00:00/ 00:00
  • Transcript

    LESLIE: Dan in Texas is calling to rub it in that he’s got a pool. What can we do for you? (Tom laughs)

    DAN: Yeah. I’ve got a pool that’s like 20 years old and back when it was built I guess it was fashionable to put AstroTurf around it.

    TOM: I see. (laughs)


    DAN: And now there are patches of AstroTurf which look like it was laid in concrete that I just can’t get up.

    TOM: (overlapping voices) Oh, man. Wow. So the AstroTurf is what, like embedded into the concrete?

    DAN: Yeah, it looks like they just – they put down a thin layer of some kind of crete or plaster or something and then laid the AstroTurf on it.

    TOM: (overlapping voices) Wow, hmm.

    LESLIE: How 1970s.

    TOM: Yeah, I’m thinking a jackhammer is in your future, dude. (Tom and Dan chuckle)

    DAN: Well, it may be and I thought about just replacing the whole pool deck but I didn’t know if there was something out there that could get this stuff up. It’s not a conventional adhesive. I’ve tried adhesive dissolvers on it and it doesn’t do any good.

    TOM: Well, let me ask you a question. Is it just like more of the glue that’s there or is there actual sort of like fabric from the old …?

    DAN: There’s still some AstroTurf there; I mean, what – the remnants of AstroTurf, anyway.

    TOM: Hmm. Because if it was smooth and it was just a glue, I was thinking that you may be able to coat the whole thing with an epoxy patching compound like an epoxy trowel surface.

    LESLIE: Like to level it?

    TOM: Yeah, to level it out and cover it over.

    LESLIE: Is there any way to build a – not a deck where you’re thinking of something high around it but wood up around it to create sort of like a wood or a composite decking.

    DAN: It’s an inground pool and the coping stone is level with the concrete decking around it so …

    LESLIE: Hmm.

    TOM: I know what you’re thinking, Leslie. If you use like Fiberon or something like that on the flat?

    LESLIE: Yeah, you can use that on the flat and – I mean I’m assuming it’s an inground pool, which is – I’m glad for you; I’m jealous. (Tom chuckles)

    DAN: (overlapping voices) Yeah.

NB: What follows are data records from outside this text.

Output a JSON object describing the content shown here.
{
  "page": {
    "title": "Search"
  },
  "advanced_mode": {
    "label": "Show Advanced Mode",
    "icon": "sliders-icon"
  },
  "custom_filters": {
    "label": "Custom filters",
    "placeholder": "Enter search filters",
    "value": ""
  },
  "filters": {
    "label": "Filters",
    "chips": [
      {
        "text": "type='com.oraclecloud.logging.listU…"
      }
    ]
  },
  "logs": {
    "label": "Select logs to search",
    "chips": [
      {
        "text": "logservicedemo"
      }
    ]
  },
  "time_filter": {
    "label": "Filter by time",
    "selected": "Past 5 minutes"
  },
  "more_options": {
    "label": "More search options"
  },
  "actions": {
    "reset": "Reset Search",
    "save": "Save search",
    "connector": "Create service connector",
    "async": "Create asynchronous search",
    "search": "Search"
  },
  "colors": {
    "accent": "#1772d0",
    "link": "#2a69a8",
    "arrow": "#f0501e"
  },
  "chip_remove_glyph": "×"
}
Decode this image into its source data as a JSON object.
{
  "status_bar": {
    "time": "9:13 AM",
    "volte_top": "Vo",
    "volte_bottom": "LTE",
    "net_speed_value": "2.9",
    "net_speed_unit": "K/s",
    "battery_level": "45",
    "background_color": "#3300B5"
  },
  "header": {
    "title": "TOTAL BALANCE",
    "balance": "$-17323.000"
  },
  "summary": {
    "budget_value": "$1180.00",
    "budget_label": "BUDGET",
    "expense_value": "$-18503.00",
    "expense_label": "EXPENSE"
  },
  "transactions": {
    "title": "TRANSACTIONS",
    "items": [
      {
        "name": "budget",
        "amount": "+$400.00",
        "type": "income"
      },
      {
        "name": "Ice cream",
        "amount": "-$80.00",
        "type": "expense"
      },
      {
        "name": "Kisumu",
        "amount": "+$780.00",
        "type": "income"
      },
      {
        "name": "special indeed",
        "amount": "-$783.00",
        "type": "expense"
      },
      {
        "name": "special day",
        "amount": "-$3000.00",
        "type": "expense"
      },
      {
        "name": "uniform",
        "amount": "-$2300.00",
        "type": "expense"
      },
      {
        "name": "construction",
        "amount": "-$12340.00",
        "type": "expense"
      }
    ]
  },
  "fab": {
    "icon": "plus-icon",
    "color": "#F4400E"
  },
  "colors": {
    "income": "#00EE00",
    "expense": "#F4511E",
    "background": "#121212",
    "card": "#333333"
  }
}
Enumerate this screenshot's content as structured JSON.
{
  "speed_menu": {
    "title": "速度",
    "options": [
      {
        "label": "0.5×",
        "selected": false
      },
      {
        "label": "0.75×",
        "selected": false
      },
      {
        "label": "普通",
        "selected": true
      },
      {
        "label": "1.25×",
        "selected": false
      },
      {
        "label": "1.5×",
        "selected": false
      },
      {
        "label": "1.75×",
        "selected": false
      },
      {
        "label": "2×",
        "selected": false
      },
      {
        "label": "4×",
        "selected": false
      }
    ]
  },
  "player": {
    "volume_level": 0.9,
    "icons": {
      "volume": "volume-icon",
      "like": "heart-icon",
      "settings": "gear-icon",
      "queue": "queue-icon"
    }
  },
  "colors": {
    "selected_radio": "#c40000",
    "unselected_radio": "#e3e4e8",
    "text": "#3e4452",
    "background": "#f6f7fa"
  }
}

    LESLIE: (chuckling) Not that I have pool envy. OK, I do. But yeah, I’ve seen where you can put wood, you know, right up onto maybe a brick edger that’s coved so it sort of creates a new stepper into the pool, so it goes brick up to this wood decking; which actually looks really pretty and you can put it on the diamond, you can do an interesting herringbone pattern with this and it creates a new surface and that could be something that could go right on top of that mish-mosh.

    TOM: Except that …

    LESLIE: And of course you don’t have to worry about weeds growing up through it.

    TOM: Except that I wouldn’t use wood; I would use composite.

    LESLIE: Yeah, composite, definitely.

    DAN: Yeah. That spot …

    TOM: Yeah, it’ll stand up really nicely.

    DAN: Alright.

    TOM: (overlapping voices) Well, that’s an option. A jackhammer is the option and if you can get rid of the AstroTurf itself, you could coat the whole thing with an epoxy coating.

    DAN: Yeah, and that’s just what I really wanted to do if I could get rid of the AstroTurf.

    TOM: Yeah.

    LESLIE: You know what? If you want some inspiration for the decking idea, go to FiberonDecking.com. I think there are a couple of photos of an instance where they’ve done just that.

    DAN: OK. FiberonDecking.com. OK, I’ll check it out.

    TOM: Dan, thanks so much for calling us at 888-MONEY-PIT.

Leave a Reply


More tips, ideas and inspiration to fuel your next home improvement, remodeling or décor project!